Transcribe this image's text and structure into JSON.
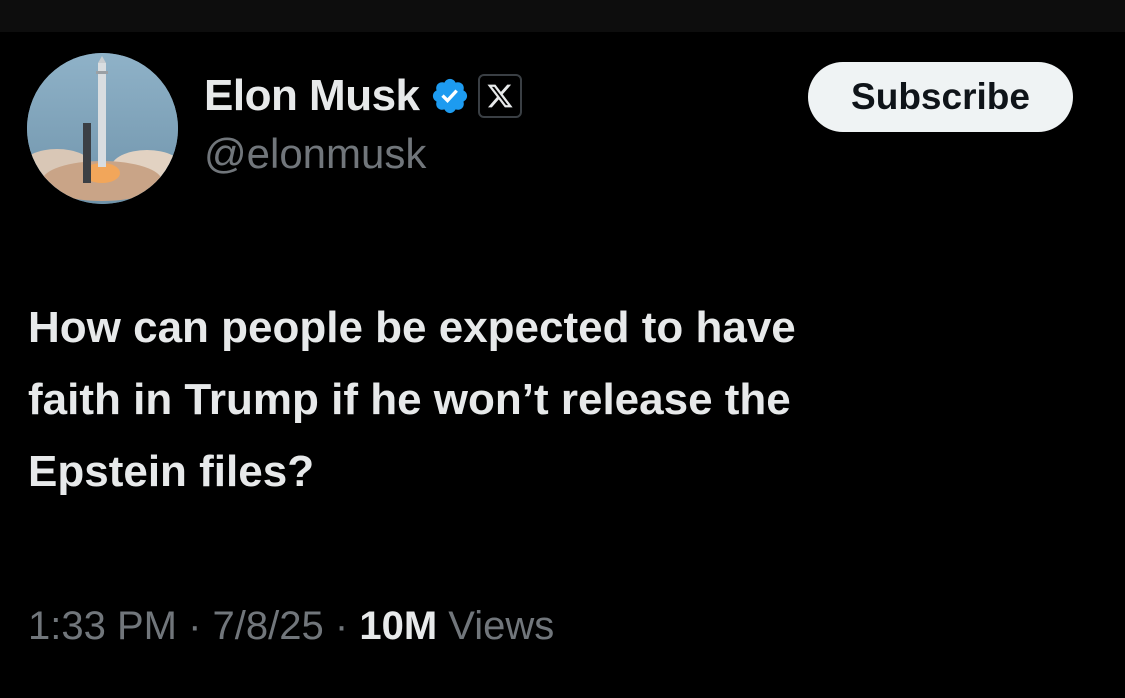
{
  "author": {
    "display_name": "Elon Musk",
    "handle": "@elonmusk",
    "avatar_icon": "rocket-launch-avatar",
    "verified_icon": "verified-badge-icon",
    "affiliate_icon": "x-logo-icon",
    "verified_color": "#1d9bf0"
  },
  "actions": {
    "subscribe_label": "Subscribe"
  },
  "tweet": {
    "line1": "How can people be expected to have",
    "line2": "faith in Trump if he won’t release the",
    "line3": "Epstein files?"
  },
  "meta": {
    "time": "1:33 PM",
    "separator": "·",
    "date": "7/8/25",
    "views_count": "10M",
    "views_label": "Views"
  },
  "colors": {
    "background": "#000000",
    "primary_text": "#e7e9ea",
    "secondary_text": "#71767b",
    "button_bg": "#eff3f4"
  }
}
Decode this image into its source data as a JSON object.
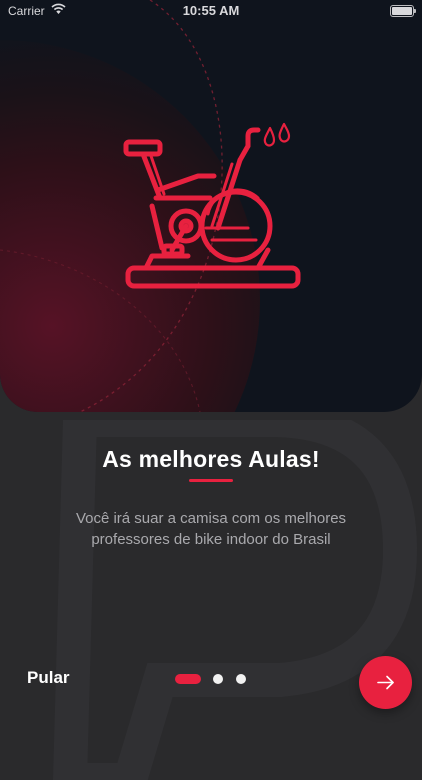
{
  "status_bar": {
    "carrier": "Carrier",
    "time": "10:55 AM",
    "battery_level": 0.9
  },
  "hero": {
    "illustration": "spin-bike-icon",
    "accent_color": "#e8213f",
    "background_color": "#0f141d"
  },
  "onboarding": {
    "title": "As melhores Aulas!",
    "description": "Você irá suar a camisa com os melhores professores de bike indoor do Brasil",
    "skip_label": "Pular",
    "page_count": 3,
    "current_page": 1,
    "next_icon": "arrow-right-icon"
  }
}
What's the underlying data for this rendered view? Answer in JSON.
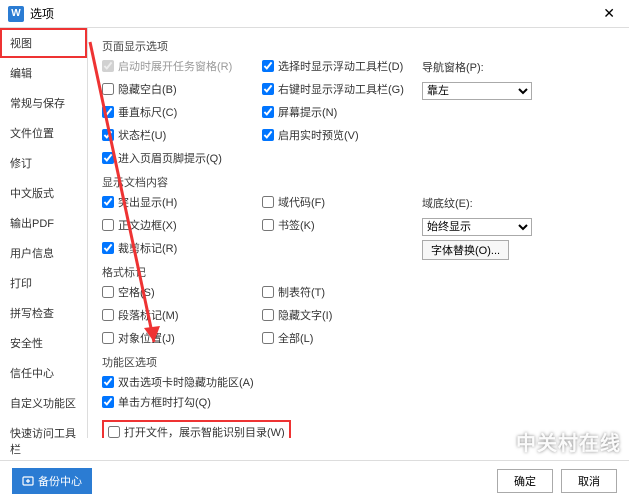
{
  "titlebar": {
    "title": "选项",
    "icon": "W"
  },
  "sidebar": {
    "items": [
      {
        "label": "视图",
        "active": true
      },
      {
        "label": "编辑"
      },
      {
        "label": "常规与保存"
      },
      {
        "label": "文件位置"
      },
      {
        "label": "修订"
      },
      {
        "label": "中文版式"
      },
      {
        "label": "输出PDF"
      },
      {
        "label": "用户信息"
      },
      {
        "label": "打印"
      },
      {
        "label": "拼写检查"
      },
      {
        "label": "安全性"
      },
      {
        "label": "信任中心"
      },
      {
        "label": "自定义功能区"
      },
      {
        "label": "快速访问工具栏"
      }
    ]
  },
  "sections": {
    "page_display": {
      "title": "页面显示选项",
      "items": {
        "startup_task": {
          "label": "启动时展开任务窗格(R)",
          "checked": false,
          "disabled": true
        },
        "float_select": {
          "label": "选择时显示浮动工具栏(D)",
          "checked": true
        },
        "nav_pane": {
          "label": "导航窗格(P):"
        },
        "hide_blank": {
          "label": "隐藏空白(B)",
          "checked": false
        },
        "rclick_float": {
          "label": "右键时显示浮动工具栏(G)",
          "checked": true
        },
        "align_left": "靠左",
        "vruler": {
          "label": "垂直标尺(C)",
          "checked": true
        },
        "screentip": {
          "label": "屏幕提示(N)",
          "checked": true
        },
        "statusbar": {
          "label": "状态栏(U)",
          "checked": true
        },
        "rt_preview": {
          "label": "启用实时预览(V)",
          "checked": true
        },
        "header_footer": {
          "label": "进入页眉页脚提示(Q)",
          "checked": true
        }
      }
    },
    "doc_content": {
      "title": "显示文档内容",
      "items": {
        "highlight": {
          "label": "突出显示(H)",
          "checked": true
        },
        "field_code": {
          "label": "域代码(F)",
          "checked": false
        },
        "field_shading": "域底纹(E):",
        "text_border": {
          "label": "正文边框(X)",
          "checked": false
        },
        "bookmark": {
          "label": "书签(K)",
          "checked": false
        },
        "always_show": "始终显示",
        "crop_mark": {
          "label": "裁剪标记(R)",
          "checked": true
        },
        "font_sub": "字体替换(O)..."
      }
    },
    "format_marks": {
      "title": "格式标记",
      "items": {
        "space": {
          "label": "空格(S)",
          "checked": false
        },
        "tab": {
          "label": "制表符(T)",
          "checked": false
        },
        "para_mark": {
          "label": "段落标记(M)",
          "checked": false
        },
        "hidden_text": {
          "label": "隐藏文字(I)",
          "checked": false
        },
        "obj_pos": {
          "label": "对象位置(J)",
          "checked": false
        },
        "all": {
          "label": "全部(L)",
          "checked": false
        }
      }
    },
    "ribbon": {
      "title": "功能区选项",
      "items": {
        "dblclick_hide": {
          "label": "双击选项卡时隐藏功能区(A)",
          "checked": true
        },
        "single_click": {
          "label": "单击方框时打勾(Q)",
          "checked": true
        },
        "open_smart": {
          "label": "打开文件，展示智能识别目录(W)",
          "checked": false
        }
      }
    }
  },
  "footer": {
    "backup": "备份中心",
    "ok": "确定",
    "cancel": "取消"
  },
  "watermark": "中关村在线"
}
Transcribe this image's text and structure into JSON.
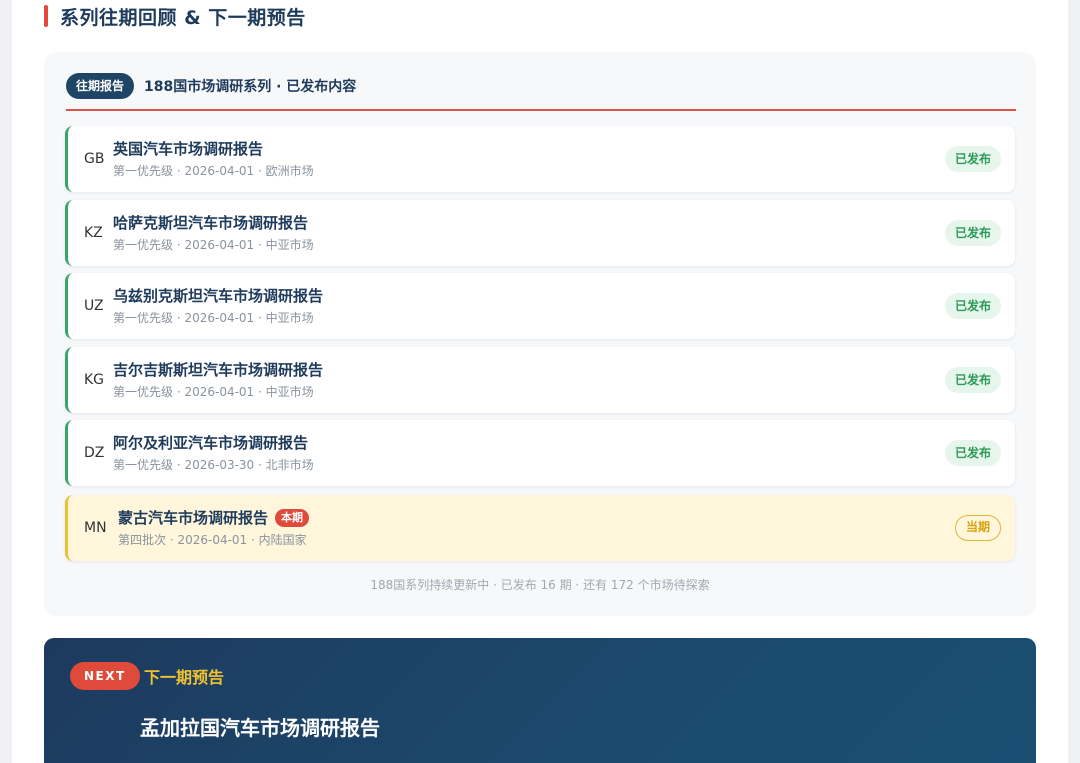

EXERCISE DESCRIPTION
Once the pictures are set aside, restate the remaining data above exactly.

TASK RESPONSE
Transcribe this image's text and structure into JSON.
{
  "author": {
    "display_name": "Elon Musk",
    "handle": "@elonmusk",
    "avatar_icon": "rocket-launch-avatar",
    "verified_icon": "verified-badge-icon",
    "affiliate_icon": "x-logo-icon",
    "verified_color": "#1d9bf0"
  },
  "actions": {
    "subscribe_label": "Subscribe"
  },
  "tweet": {
    "line1": "How can people be expected to have",
    "line2": "faith in Trump if he won’t release the",
    "line3": "Epstein files?"
  },
  "meta": {
    "time": "1:33 PM",
    "separator": "·",
    "date": "7/8/25",
    "views_count": "10M",
    "views_label": "Views"
  },
  "colors": {
    "background": "#000000",
    "primary_text": "#e7e9ea",
    "secondary_text": "#71767b",
    "button_bg": "#eff3f4"
  }
}
Decode this image into its source data as a JSON object.
{
  "status_bar": {
    "carrier": "Carrier",
    "time": "10:55 AM",
    "battery_level": 0.9
  },
  "hero": {
    "illustration": "spin-bike-icon",
    "accent_color": "#e8213f",
    "background_color": "#0f141d"
  },
  "onboarding": {
    "title": "As melhores Aulas!",
    "description": "Você irá suar a camisa com os melhores professores de bike indoor do Brasil",
    "skip_label": "Pular",
    "page_count": 3,
    "current_page": 1,
    "next_icon": "arrow-right-icon"
  }
}
What's the underlying data for this rendered view? Answer in JSON.
{
  "titlebar": {
    "title": "选项",
    "icon": "W"
  },
  "sidebar": {
    "items": [
      {
        "label": "视图",
        "active": true
      },
      {
        "label": "编辑"
      },
      {
        "label": "常规与保存"
      },
      {
        "label": "文件位置"
      },
      {
        "label": "修订"
      },
      {
        "label": "中文版式"
      },
      {
        "label": "输出PDF"
      },
      {
        "label": "用户信息"
      },
      {
        "label": "打印"
      },
      {
        "label": "拼写检查"
      },
      {
        "label": "安全性"
      },
      {
        "label": "信任中心"
      },
      {
        "label": "自定义功能区"
      },
      {
        "label": "快速访问工具栏"
      }
    ]
  },
  "sections": {
    "page_display": {
      "title": "页面显示选项",
      "items": {
        "startup_task": {
          "label": "启动时展开任务窗格(R)",
          "checked": false,
          "disabled": true
        },
        "float_select": {
          "label": "选择时显示浮动工具栏(D)",
          "checked": true
        },
        "nav_pane": {
          "label": "导航窗格(P):"
        },
        "hide_blank": {
          "label": "隐藏空白(B)",
          "checked": false
        },
        "rclick_float": {
          "label": "右键时显示浮动工具栏(G)",
          "checked": true
        },
        "align_left": "靠左",
        "vruler": {
          "label": "垂直标尺(C)",
          "checked": true
        },
        "screentip": {
          "label": "屏幕提示(N)",
          "checked": true
        },
        "statusbar": {
          "label": "状态栏(U)",
          "checked": true
        },
        "rt_preview": {
          "label": "启用实时预览(V)",
          "checked": true
        },
        "header_footer": {
          "label": "进入页眉页脚提示(Q)",
          "checked": true
        }
      }
    },
    "doc_content": {
      "title": "显示文档内容",
      "items": {
        "highlight": {
          "label": "突出显示(H)",
          "checked": true
        },
        "field_code": {
          "label": "域代码(F)",
          "checked": false
        },
        "field_shading": "域底纹(E):",
        "text_border": {
          "label": "正文边框(X)",
          "checked": false
        },
        "bookmark": {
          "label": "书签(K)",
          "checked": false
        },
        "always_show": "始终显示",
        "crop_mark": {
          "label": "裁剪标记(R)",
          "checked": true
        },
        "font_sub": "字体替换(O)..."
      }
    },
    "format_marks": {
      "title": "格式标记",
      "items": {
        "space": {
          "label": "空格(S)",
          "checked": false
        },
        "tab": {
          "label": "制表符(T)",
          "checked": false
        },
        "para_mark": {
          "label": "段落标记(M)",
          "checked": false
        },
        "hidden_text": {
          "label": "隐藏文字(I)",
          "checked": false
        },
        "obj_pos": {
          "label": "对象位置(J)",
          "checked": false
        },
        "all": {
          "label": "全部(L)",
          "checked": false
        }
      }
    },
    "ribbon": {
      "title": "功能区选项",
      "items": {
        "dblclick_hide": {
          "label": "双击选项卡时隐藏功能区(A)",
          "checked": true
        },
        "single_click": {
          "label": "单击方框时打勾(Q)",
          "checked": true
        },
        "open_smart": {
          "label": "打开文件，展示智能识别目录(W)",
          "checked": false
        }
      }
    }
  },
  "footer": {
    "backup": "备份中心",
    "ok": "确定",
    "cancel": "取消"
  },
  "watermark": "中关村在线"
}
Transcribe this image's text and structure into JSON.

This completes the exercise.